Beating Accrington 3-0 was not necessarily the defining event. You’d expect Wednesday to win such games, difficult though they are, against struggling teams.
Nor was it about the welcome twists elsewhere that saw rivals Ipswich and Plymouth drop points to leave the Owls back on top of League One.
For me, it was more about the way they set up and set about it.
“Direct” has become a bit of a dirty word in football, the shorthand of critics for aimless punting at a time when passing out from the back is in vogue almost anywhere.
But there’s a place for route one if routes two and three take too long. Wednesday, without Byers and Windass, lack pace and thrust; they’ve struggled to pass through teams who have negated them by sitting back, sometimes far too comfortably.
Against Accrington the team were far more direct, but controlled and calculated with it. When I asked the question, Moore suggested the tactic was more to do with counteracting the opposition’s pressing, but I wonder if it is a better way forward - literally.

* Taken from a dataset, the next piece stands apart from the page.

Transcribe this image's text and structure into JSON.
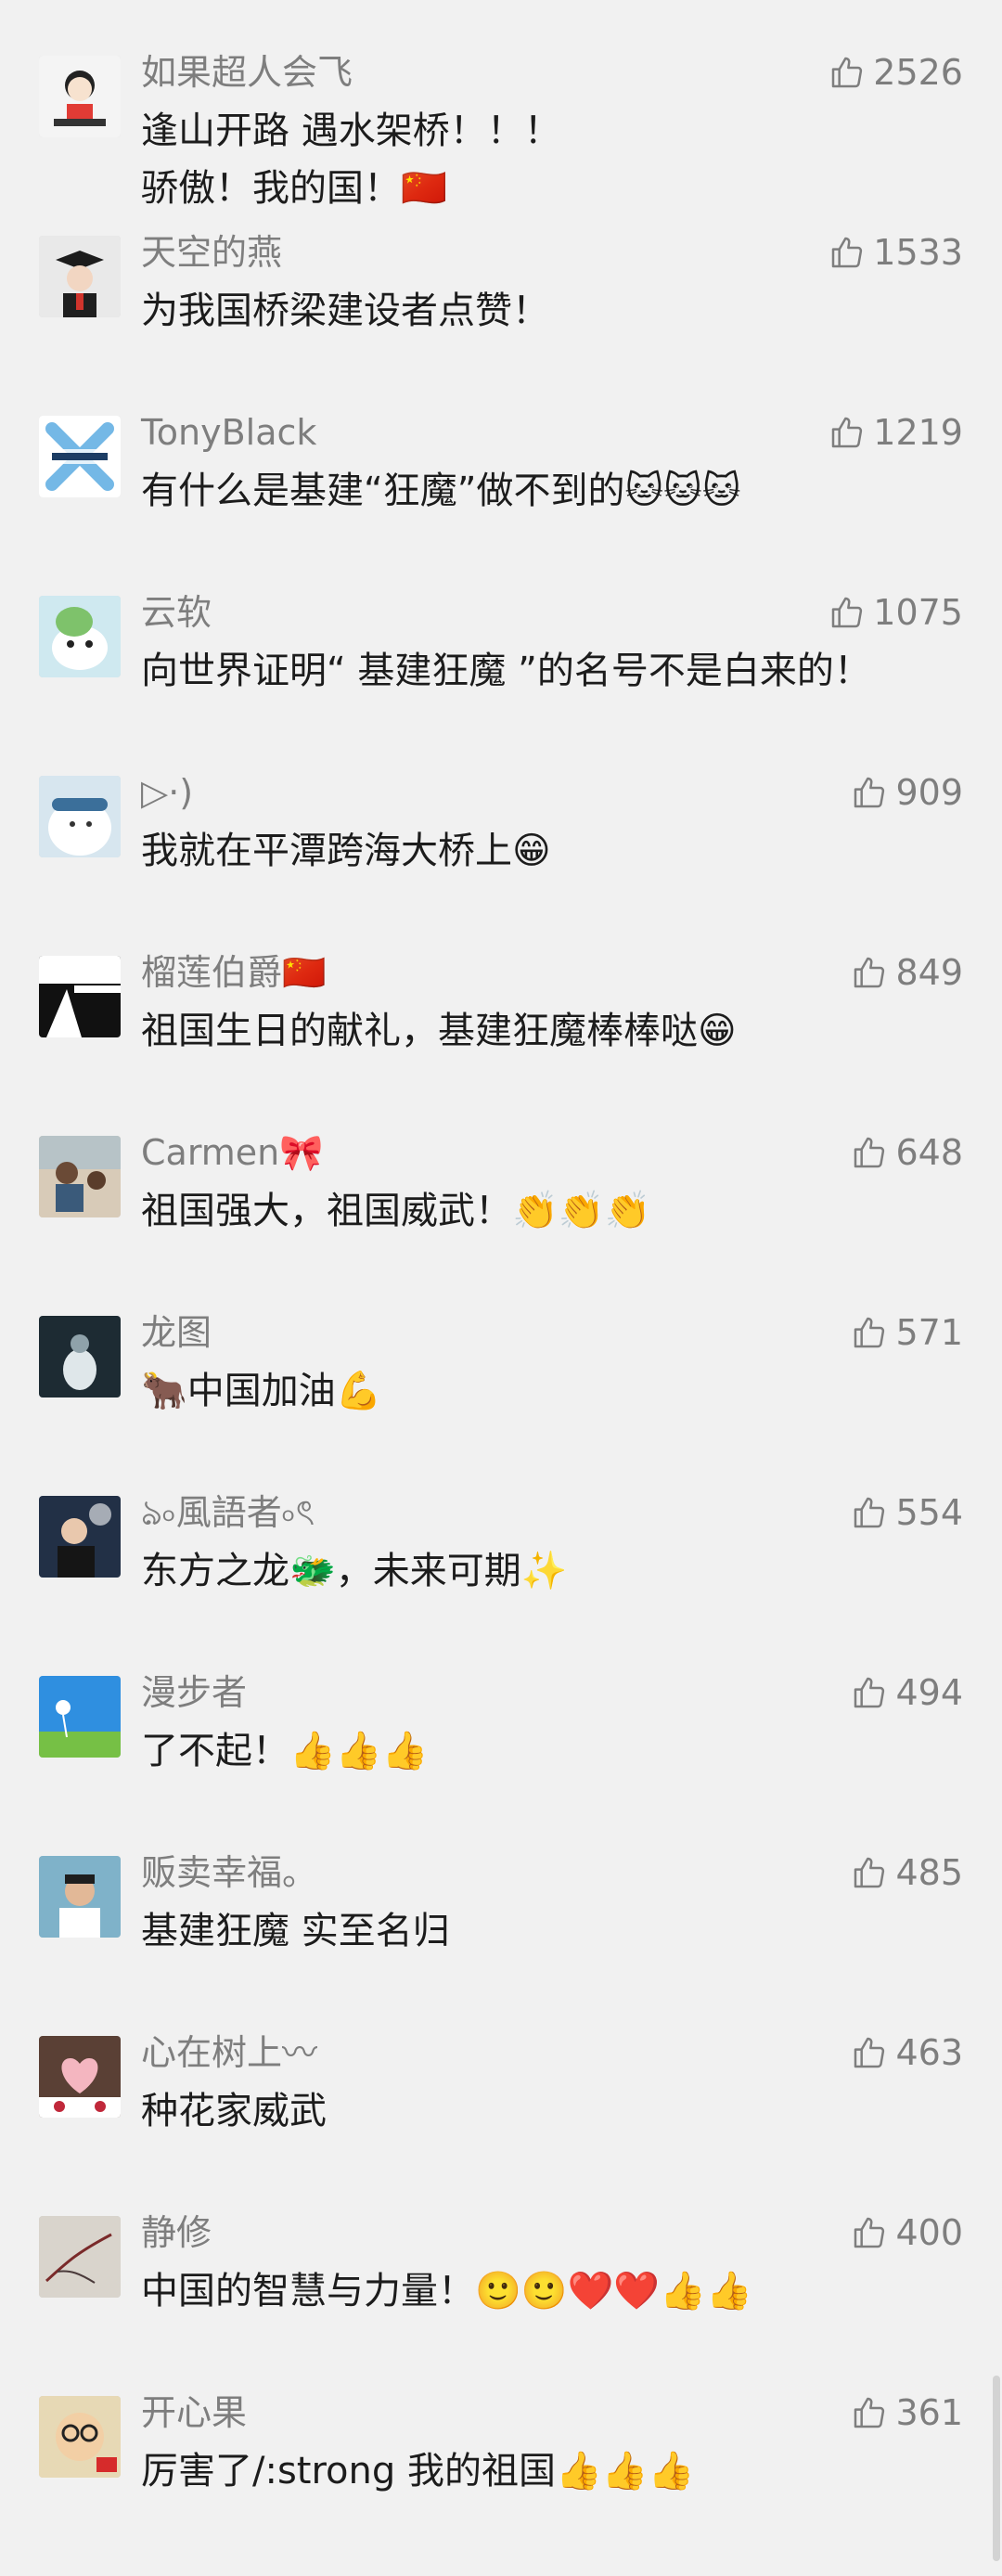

The Hillsborough crowd were behind them after the usual booming build-up but the atmosphere was brittle without the players maximising that support.
There was no let up from an early lead, not until after goals two and three arrived.
It also stands to reason that Wednesday will be served by at least one big man up front for the rest of the season with Lee Gregory, Michael Smith and Callum Paterson vying for those places.
They need early delivery, although there are encouraging signs that Mallik Wilks can cover the Windass role, his fitness permitting.
All in all, a restoration of faith that must not go to waste.